Welcome to the English medium literacy instructional series teaching and learning resources for years 1 to 8.
- Health and Physical Education
- Social Sciences
- The Arts
18 items - Showing 11 - 18
How to be Normal
by Annaleese Jochems
illustrated by Adele Jackson
"Charley’s at the old playground, sitting on the bottom of the slide and concentrating. When the bell rings, she’ll walk back to class – but first, she’ll wait till at least half the other kids have done the same. She’s improving herself. This week, she’s fixing her habit of being back at her desk too soon. It’s unnecessary, and it singles her out."
by Tim Jones
illustrated by Andrew Burdan
"Charlie’s own pack was fine, but he was hungry, and his new boots pinched. Plus his mates were way ahead, having a great time – and here he was stuck at the back with Mr Ngaia and the new kid."
Miri and Raru
by Dylan Horrocks
This lively graphic text provides a hilarious take on the old “dog ate my homework” story. Miri draws monsters in her schoolbooks to calm herself down when she’s feeling angry or upset. When one drawing comes to life, she finds that her teacher is surprisingly understanding.
Max and Alice
by Bernard Beckett; illustrations by Sarah Illingworth
On the day of the swimming sports, Max took off his shoes and socks and put them on again three times. Only then was he happy that his socks were lined up exactly the way he liked them.

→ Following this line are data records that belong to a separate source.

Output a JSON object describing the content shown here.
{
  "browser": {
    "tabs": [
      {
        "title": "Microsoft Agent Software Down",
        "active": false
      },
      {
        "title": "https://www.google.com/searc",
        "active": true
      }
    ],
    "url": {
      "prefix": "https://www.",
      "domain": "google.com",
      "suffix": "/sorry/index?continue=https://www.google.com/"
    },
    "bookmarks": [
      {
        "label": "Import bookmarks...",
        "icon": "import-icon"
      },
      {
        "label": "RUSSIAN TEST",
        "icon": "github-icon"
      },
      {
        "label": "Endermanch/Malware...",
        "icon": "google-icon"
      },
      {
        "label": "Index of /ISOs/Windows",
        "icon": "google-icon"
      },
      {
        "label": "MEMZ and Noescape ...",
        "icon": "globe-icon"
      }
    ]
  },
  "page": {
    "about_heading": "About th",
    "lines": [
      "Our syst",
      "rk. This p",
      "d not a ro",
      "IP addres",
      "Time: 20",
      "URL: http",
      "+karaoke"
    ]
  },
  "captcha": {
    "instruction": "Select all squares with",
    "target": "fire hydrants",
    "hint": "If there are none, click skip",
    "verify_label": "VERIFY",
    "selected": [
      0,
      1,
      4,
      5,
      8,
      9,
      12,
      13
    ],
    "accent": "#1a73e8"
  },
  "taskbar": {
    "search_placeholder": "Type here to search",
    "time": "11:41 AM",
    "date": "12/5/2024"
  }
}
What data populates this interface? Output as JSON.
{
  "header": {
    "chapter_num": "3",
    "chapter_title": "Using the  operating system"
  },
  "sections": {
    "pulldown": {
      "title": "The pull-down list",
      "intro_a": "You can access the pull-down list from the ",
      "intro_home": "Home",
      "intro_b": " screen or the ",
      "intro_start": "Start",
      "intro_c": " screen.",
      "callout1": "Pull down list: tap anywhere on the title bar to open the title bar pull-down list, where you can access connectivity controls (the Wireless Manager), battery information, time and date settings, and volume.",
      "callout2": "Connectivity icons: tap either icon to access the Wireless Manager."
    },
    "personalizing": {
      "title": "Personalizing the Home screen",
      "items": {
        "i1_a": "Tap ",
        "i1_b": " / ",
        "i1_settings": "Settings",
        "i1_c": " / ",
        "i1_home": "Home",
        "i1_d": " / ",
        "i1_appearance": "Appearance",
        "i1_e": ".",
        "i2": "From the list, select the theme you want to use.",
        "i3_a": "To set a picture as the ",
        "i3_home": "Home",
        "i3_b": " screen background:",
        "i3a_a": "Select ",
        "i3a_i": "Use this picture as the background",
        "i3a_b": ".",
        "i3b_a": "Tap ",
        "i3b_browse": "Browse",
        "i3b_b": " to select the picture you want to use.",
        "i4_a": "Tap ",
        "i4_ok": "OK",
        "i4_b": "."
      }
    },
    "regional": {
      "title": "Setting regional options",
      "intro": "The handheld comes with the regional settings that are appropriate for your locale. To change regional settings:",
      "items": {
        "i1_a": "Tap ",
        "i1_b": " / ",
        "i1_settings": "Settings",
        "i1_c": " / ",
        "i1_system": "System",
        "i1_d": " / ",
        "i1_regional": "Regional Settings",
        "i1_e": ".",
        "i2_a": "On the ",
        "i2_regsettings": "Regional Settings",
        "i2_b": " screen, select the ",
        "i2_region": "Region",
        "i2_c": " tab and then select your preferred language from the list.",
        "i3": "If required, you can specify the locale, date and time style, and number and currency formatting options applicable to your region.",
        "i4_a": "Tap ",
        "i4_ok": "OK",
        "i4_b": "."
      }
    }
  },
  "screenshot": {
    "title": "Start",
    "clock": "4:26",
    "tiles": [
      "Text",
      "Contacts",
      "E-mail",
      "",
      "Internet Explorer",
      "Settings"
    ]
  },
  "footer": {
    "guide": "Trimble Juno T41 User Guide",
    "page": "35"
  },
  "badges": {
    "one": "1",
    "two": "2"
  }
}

My Name is Rez
written and illustrated by Toby Morris
Rez Gardi was born in a Kurdish refugee camp in Pakistan and came to New Zealand as a young child, with her family. This graphic text is a memoir, looking back on her life so far. She is now a successful lawyer, a worker for refugees, and was the 2017 Young New Zealander of the year.
by Marisa Maepu
This story gently and implicitly explores the theme of bullying and provides opportunities for students to consider strategies for dealing with similar situations. Told through the eyes of a narrator, it portrays the tensions between Henry and Sefa but also focuses on the importance of maintaining personal integrity. The decisions taken by Henry and Sefa can be compared and discussed, with some analysis of the consequences. The story also deals with the responsibilities of those noticing bullying behaviour around them.
by Sarah Penwarden
“The Bullet” has been adapted as a graphic text from the story of the same name in School Journal 4.3.08. In both versions, the story is about a boy who is bullied in his new school and faces decisions that could change the course of his young life. The graphic text format is more accessible and engaging, and provides multiple opportunities for readers to access the sophisticated themes and abstract ideas of the original story. The illustrations use a gritty, raw style that highlights the sense of danger and risk. The text offers opportunities for students to build on the key competencies of managing self and relating to others.